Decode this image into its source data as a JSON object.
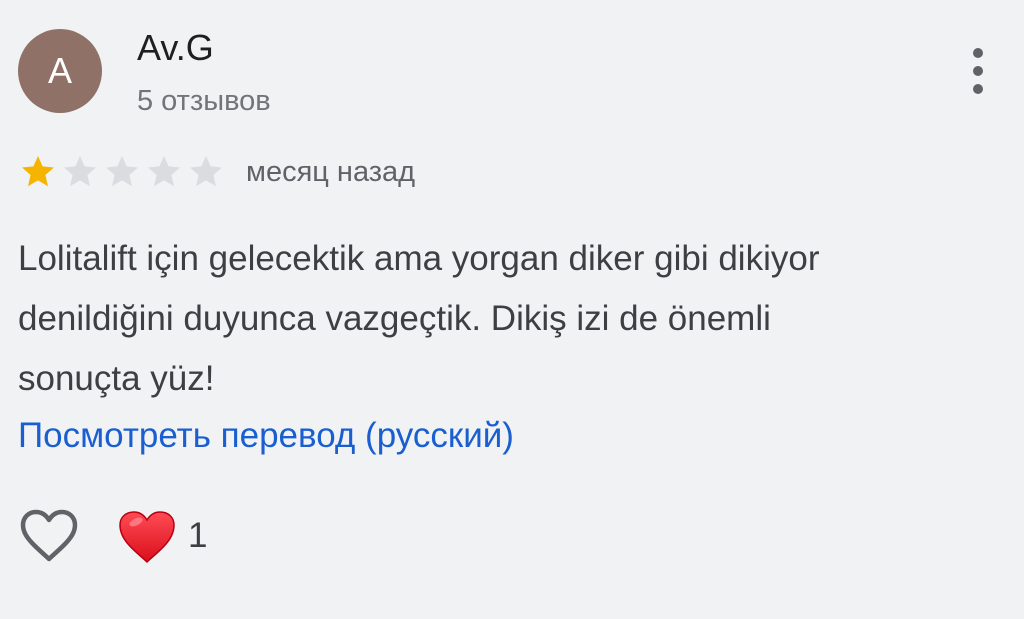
{
  "review": {
    "author": {
      "avatar_letter": "A",
      "name": "Av.G",
      "review_count": "5 отзывов"
    },
    "rating": {
      "value": 1,
      "max": 5,
      "filled_color": "#f6b400",
      "empty_color": "#dadce0"
    },
    "date": "месяц назад",
    "text": "Lolitalift için gelecektik ama yorgan diker gibi dikiyor\ndenildiğini duyunca vazgeçtik. Dikiş izi de önemli\nsonuçta yüz!",
    "translate_link": "Посмотреть перевод (русский)",
    "reactions": {
      "like_icon": "heart-outline-icon",
      "reaction_icon": "red-heart-emoji",
      "count": "1"
    },
    "menu_icon": "more-vertical-icon"
  },
  "colors": {
    "background": "#f1f2f4",
    "avatar": "#8f7167",
    "link": "#1a5fd0"
  }
}
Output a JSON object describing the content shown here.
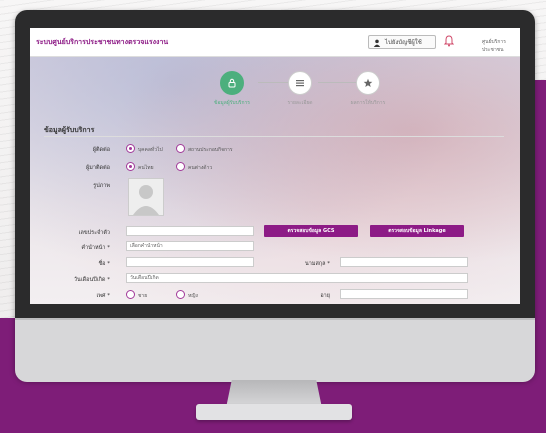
{
  "header": {
    "app_title": "ระบบศูนย์บริการประชาชนทางตรวจแรงงาน",
    "user_button": "ไปยังบัญชีผู้ใช้",
    "right_text": "ศูนย์บริการประชาชน"
  },
  "steps": [
    {
      "label": "ข้อมูลผู้รับบริการ",
      "icon": "lock-icon",
      "state": "active"
    },
    {
      "label": "รายละเอียด",
      "icon": "list-icon",
      "state": "inactive"
    },
    {
      "label": "ผลการให้บริการ",
      "icon": "star-icon",
      "state": "inactive"
    }
  ],
  "form": {
    "section_title": "ข้อมูลผู้รับบริการ",
    "row1": {
      "label": "ผู้ติดต่อ",
      "opt1": "บุคคลทั่วไป",
      "opt2": "สถานประกอบกิจการ"
    },
    "row2": {
      "label": "ผู้มาติดต่อ",
      "opt1": "คนไทย",
      "opt2": "คนต่างด้าว"
    },
    "photo_label": "รูปภาพ",
    "id_label": "เลขประจำตัว",
    "btn_gcs": "ตรวจสอบข้อมูล GCS",
    "btn_linkage": "ตรวจสอบข้อมูล Linkage",
    "prefix_label": "คำนำหน้า *",
    "prefix_value": "เลือกคำนำหน้า",
    "name_label": "ชื่อ *",
    "lastname_label": "นามสกุล *",
    "dob_label": "วันเดือนปีเกิด *",
    "dob_value": "วันเดือนปีเกิด",
    "gender_label": "เพศ *",
    "gender_opt1": "ชาย",
    "gender_opt2": "หญิง",
    "age_label": "อายุ"
  },
  "colors": {
    "brand": "#8d1b86",
    "step_active": "#4caf7d"
  }
}
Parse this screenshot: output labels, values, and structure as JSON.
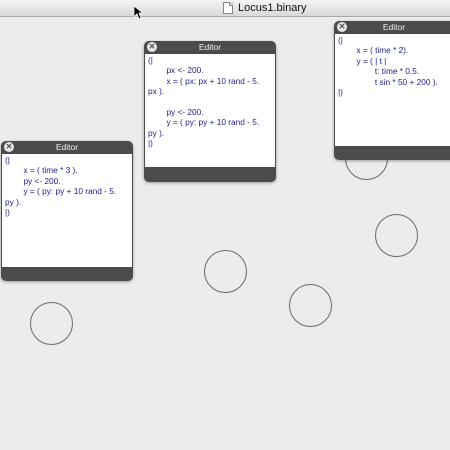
{
  "window": {
    "title": "Locus1.binary"
  },
  "editors": [
    {
      "title": "Editor",
      "close_symbol": "✕",
      "lines": [
        "(|",
        "        x = ( time * 3 ).",
        "        py <- 200.",
        "        y = ( py: py + 10 rand - 5.",
        "py ).",
        "|)"
      ]
    },
    {
      "title": "Editor",
      "close_symbol": "✕",
      "lines": [
        "(|",
        "        px <- 200.",
        "        x = ( px: px + 10 rand - 5.",
        "px ).",
        "",
        "        py <- 200.",
        "        y = ( py: py + 10 rand - 5.",
        "py ).",
        "|)"
      ]
    },
    {
      "title": "Editor",
      "close_symbol": "✕",
      "lines": [
        "(|",
        "        x = ( time * 2).",
        "        y = ( | t |",
        "                t: time * 0.5.",
        "                t sin * 50 + 200 ).",
        "|)"
      ]
    }
  ],
  "colors": {
    "background": "#ececec",
    "editor_frame": "#4b4b4b",
    "code_text": "#1e1e8c",
    "circle_stroke": "#6a6a6a"
  }
}
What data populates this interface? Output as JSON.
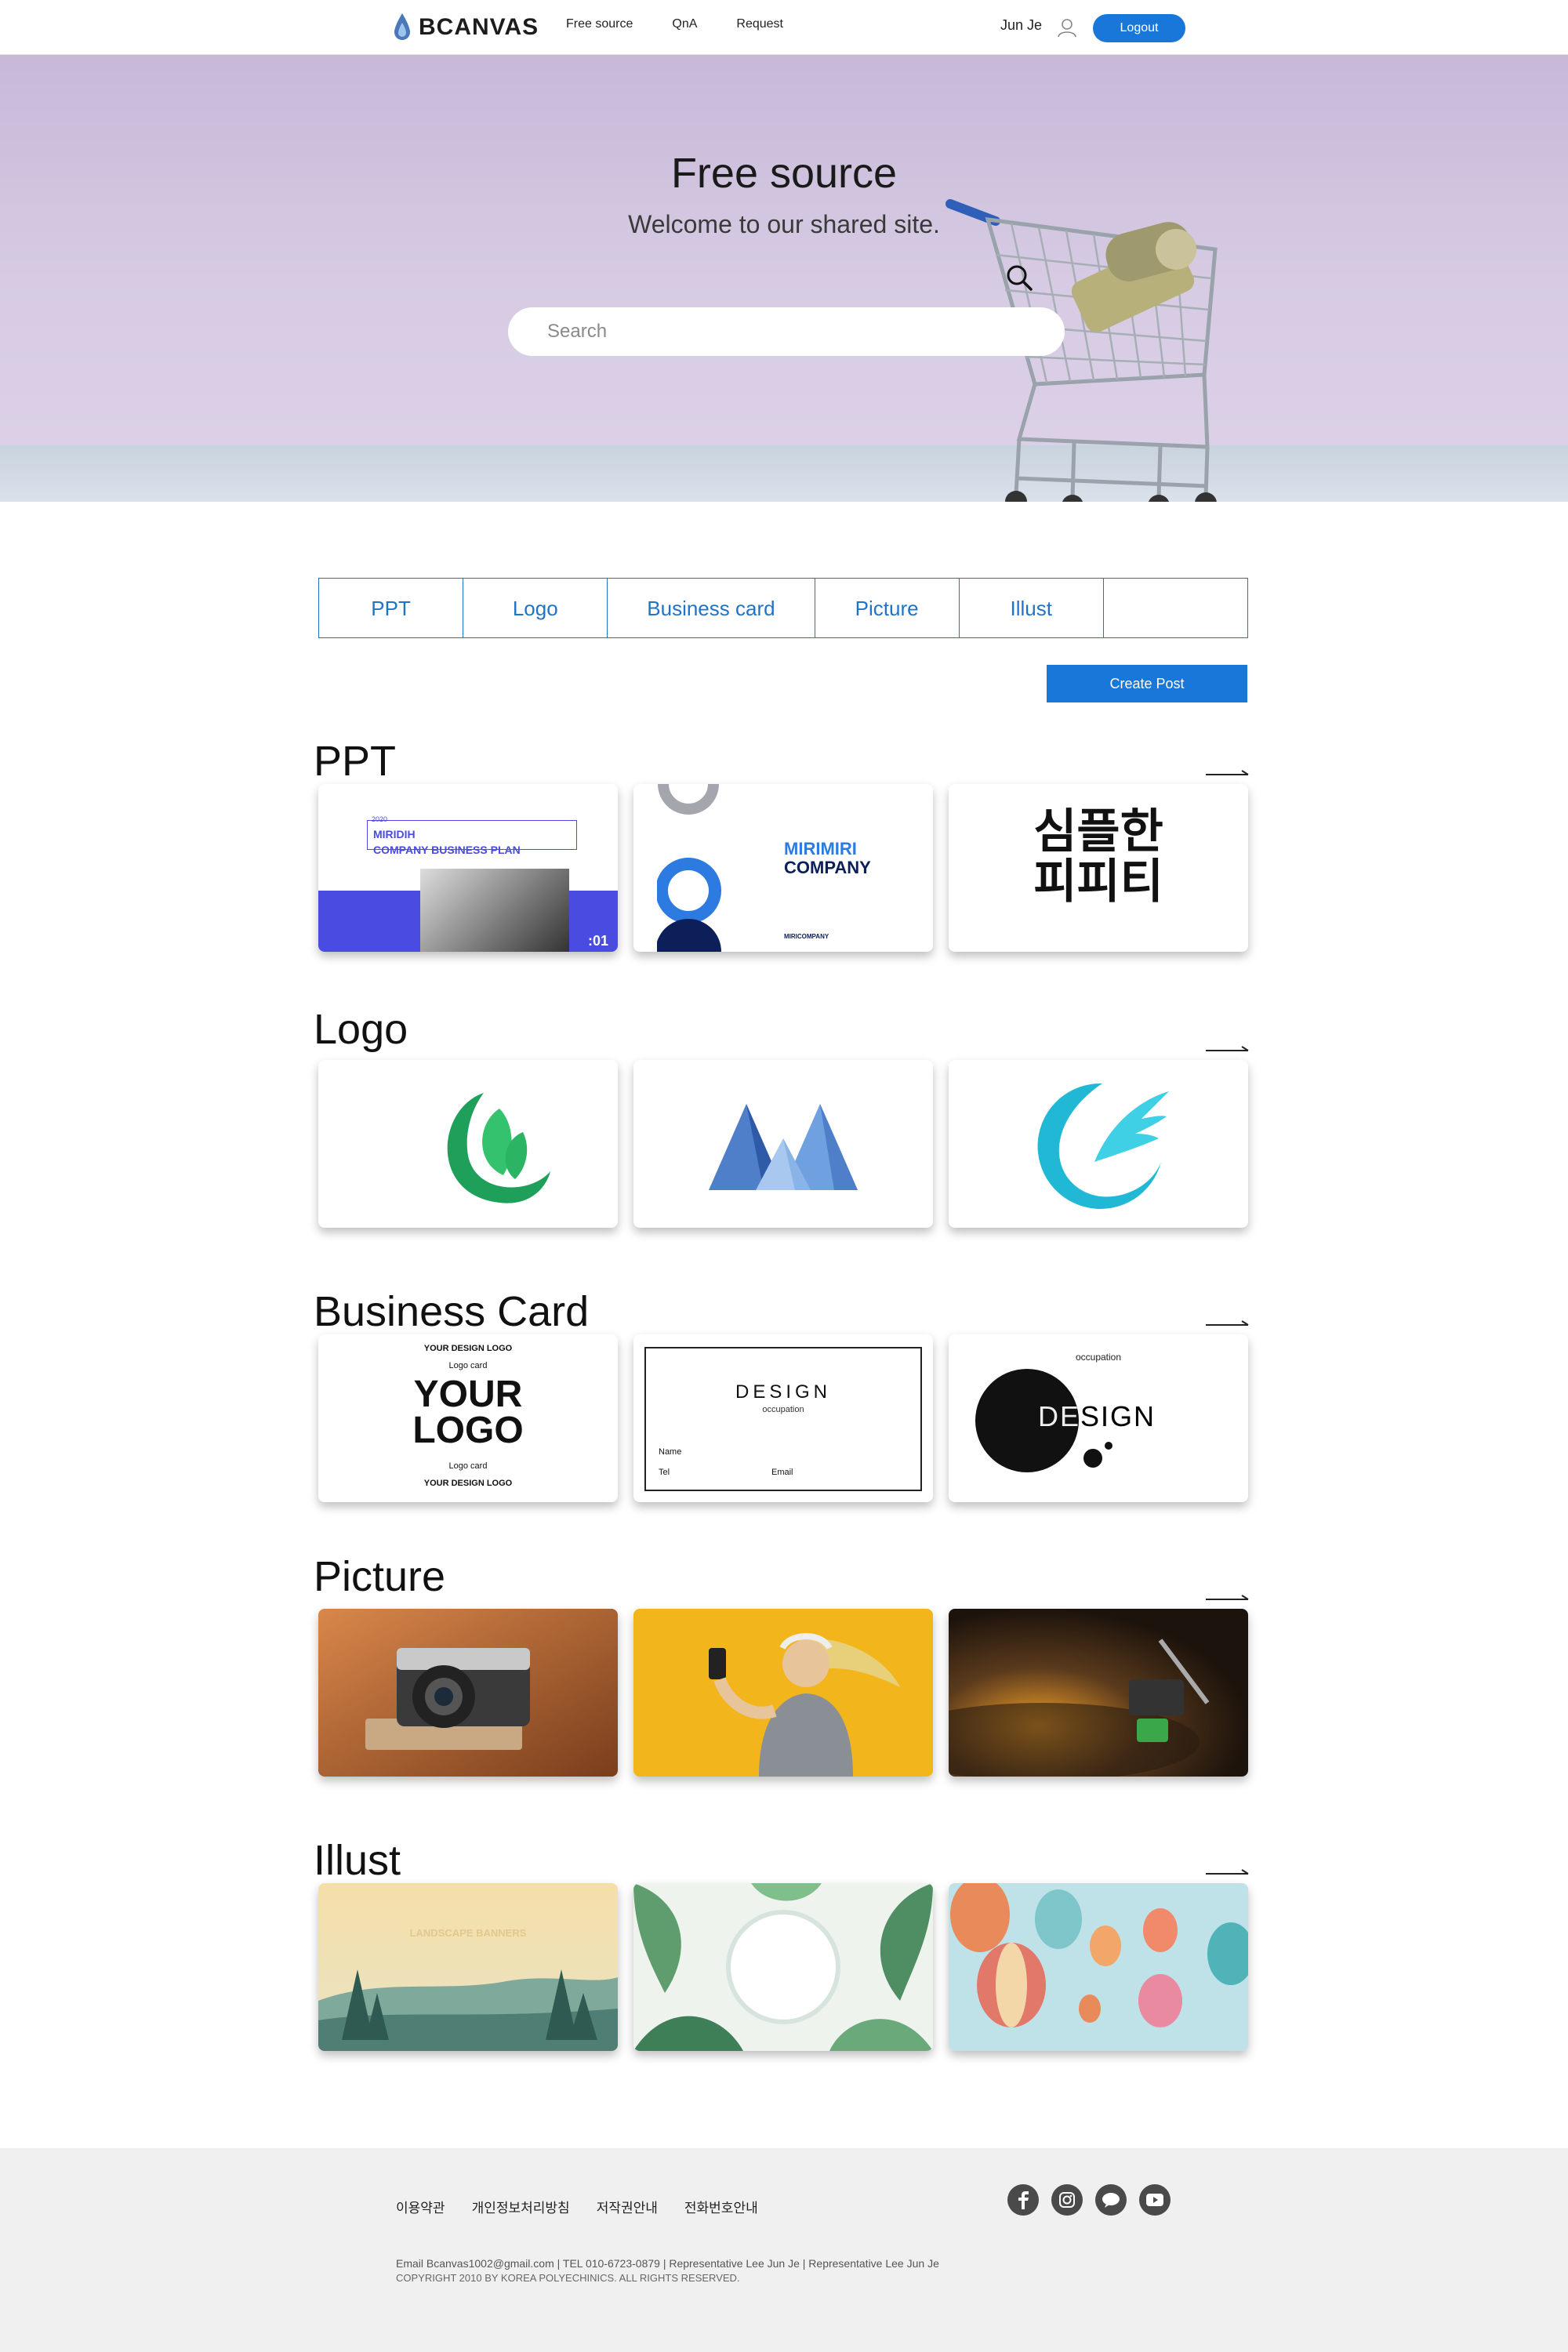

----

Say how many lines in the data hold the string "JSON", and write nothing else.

# Output
4